"At the present time, no one has changed the decision of our founding firm, Gazprom, and we will take part in the auction," ITAR-Tass quoted Gazpromneft spokesman Alexander Stepanenko as saying. It added that he declined to discuss whether international banks would refuse credit.
There was no answer yesterday at Gazprom's press service.
A US bankruptcy judge late Thursday granted Yukos' request for a temporary injunction to block the auction tomorrow of Yuganskneftegaz, which produces about 60 percent of its oil.
In issuing the injunction, US Bankruptcy Judge Letitia Clark also accepted jurisdiction of Yukos' bankruptcy case filed in Houston on Tuesday. The company had called the filing its last resort to seek an emergency order canceling the auction, in which the starting price -- US$8.6 billion -- is roughly half of what Yukos maintains is its value.
An official at the Russian Federal Property Fund, the agency conducting the auction, said yesterday that the sale would proceed as planned. Spokesman Alexander Komarov declined to say how many companies were participating.
ITAR-Tass quoted a high-ranking source in the Moscow Arbitration Court as saying on Thursday that Yukos' bankruptcy filing in a US court would have no legal consequences in Russia. That court is considering a number of suits and countersuits connected to the 18-month legal assault on former CEO Mikhail Khodorkovsky and his company.

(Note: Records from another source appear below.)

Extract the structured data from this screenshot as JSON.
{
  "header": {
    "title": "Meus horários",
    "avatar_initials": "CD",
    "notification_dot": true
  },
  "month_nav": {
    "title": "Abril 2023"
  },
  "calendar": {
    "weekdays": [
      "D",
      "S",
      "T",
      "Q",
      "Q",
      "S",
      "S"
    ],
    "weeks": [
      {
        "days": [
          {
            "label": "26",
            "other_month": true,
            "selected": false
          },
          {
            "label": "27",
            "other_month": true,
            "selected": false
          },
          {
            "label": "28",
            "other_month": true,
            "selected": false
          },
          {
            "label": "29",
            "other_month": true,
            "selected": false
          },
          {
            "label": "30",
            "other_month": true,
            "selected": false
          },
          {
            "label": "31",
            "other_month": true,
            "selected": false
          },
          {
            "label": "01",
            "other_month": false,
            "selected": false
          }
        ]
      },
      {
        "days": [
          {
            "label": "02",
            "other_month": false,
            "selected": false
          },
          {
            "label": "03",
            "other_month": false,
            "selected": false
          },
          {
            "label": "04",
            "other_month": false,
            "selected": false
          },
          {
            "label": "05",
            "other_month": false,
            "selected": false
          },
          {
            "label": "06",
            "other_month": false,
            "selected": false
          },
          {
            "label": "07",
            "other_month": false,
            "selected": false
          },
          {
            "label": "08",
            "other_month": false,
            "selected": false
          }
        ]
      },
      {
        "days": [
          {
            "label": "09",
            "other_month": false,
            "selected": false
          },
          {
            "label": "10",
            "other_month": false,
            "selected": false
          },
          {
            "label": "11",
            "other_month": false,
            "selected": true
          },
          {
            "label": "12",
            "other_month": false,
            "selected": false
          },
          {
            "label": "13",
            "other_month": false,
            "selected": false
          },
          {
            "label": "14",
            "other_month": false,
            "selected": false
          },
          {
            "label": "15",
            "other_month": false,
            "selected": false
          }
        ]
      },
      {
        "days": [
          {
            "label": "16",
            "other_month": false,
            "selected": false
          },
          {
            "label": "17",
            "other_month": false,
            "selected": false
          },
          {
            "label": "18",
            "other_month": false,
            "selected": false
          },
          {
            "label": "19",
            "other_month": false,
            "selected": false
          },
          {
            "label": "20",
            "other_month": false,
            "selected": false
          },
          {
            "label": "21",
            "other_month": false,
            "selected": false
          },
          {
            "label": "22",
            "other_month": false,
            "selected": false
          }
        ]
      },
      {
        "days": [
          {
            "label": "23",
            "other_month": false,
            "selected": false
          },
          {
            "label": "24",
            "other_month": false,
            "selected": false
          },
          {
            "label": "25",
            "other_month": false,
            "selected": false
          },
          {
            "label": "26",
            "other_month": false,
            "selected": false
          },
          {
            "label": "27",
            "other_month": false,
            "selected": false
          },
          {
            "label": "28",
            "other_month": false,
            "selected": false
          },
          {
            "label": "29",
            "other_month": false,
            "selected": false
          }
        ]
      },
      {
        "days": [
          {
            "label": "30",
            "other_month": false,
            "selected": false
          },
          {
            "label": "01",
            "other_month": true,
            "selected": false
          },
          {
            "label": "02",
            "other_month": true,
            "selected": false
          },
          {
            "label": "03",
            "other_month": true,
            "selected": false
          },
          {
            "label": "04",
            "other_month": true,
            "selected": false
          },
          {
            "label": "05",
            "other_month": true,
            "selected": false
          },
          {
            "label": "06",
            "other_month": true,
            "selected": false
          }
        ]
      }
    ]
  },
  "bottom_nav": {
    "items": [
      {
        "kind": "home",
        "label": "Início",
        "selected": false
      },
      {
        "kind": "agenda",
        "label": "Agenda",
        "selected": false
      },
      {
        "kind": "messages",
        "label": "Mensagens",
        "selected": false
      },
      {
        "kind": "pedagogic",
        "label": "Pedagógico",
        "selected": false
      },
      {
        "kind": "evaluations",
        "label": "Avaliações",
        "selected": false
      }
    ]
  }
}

While Russian courts could be expected to ignore any rulings by the Houston judge, they could give Western banks reportedly involved in the sale cold feet.
Selling Yuganskneftegaz would reduce Yukos, Russia's largest oil company, to a shadow of its former self. Yukos currently pumps nearly one-fifth of all of Russia's oil.
Yukos and its subsidiaries face more than US$27 billion in back tax claims that observers say are aimed at neutralizing political activities of Khodorkovsky, who has been jailed for 14 months, and transferring control of Yukos' key assets to government-friendly companies.
Khodorkovsky, who has been charged with fraud and tax evasion, said that while the bankruptcy filing was "distressing," he could not blame the company's managers.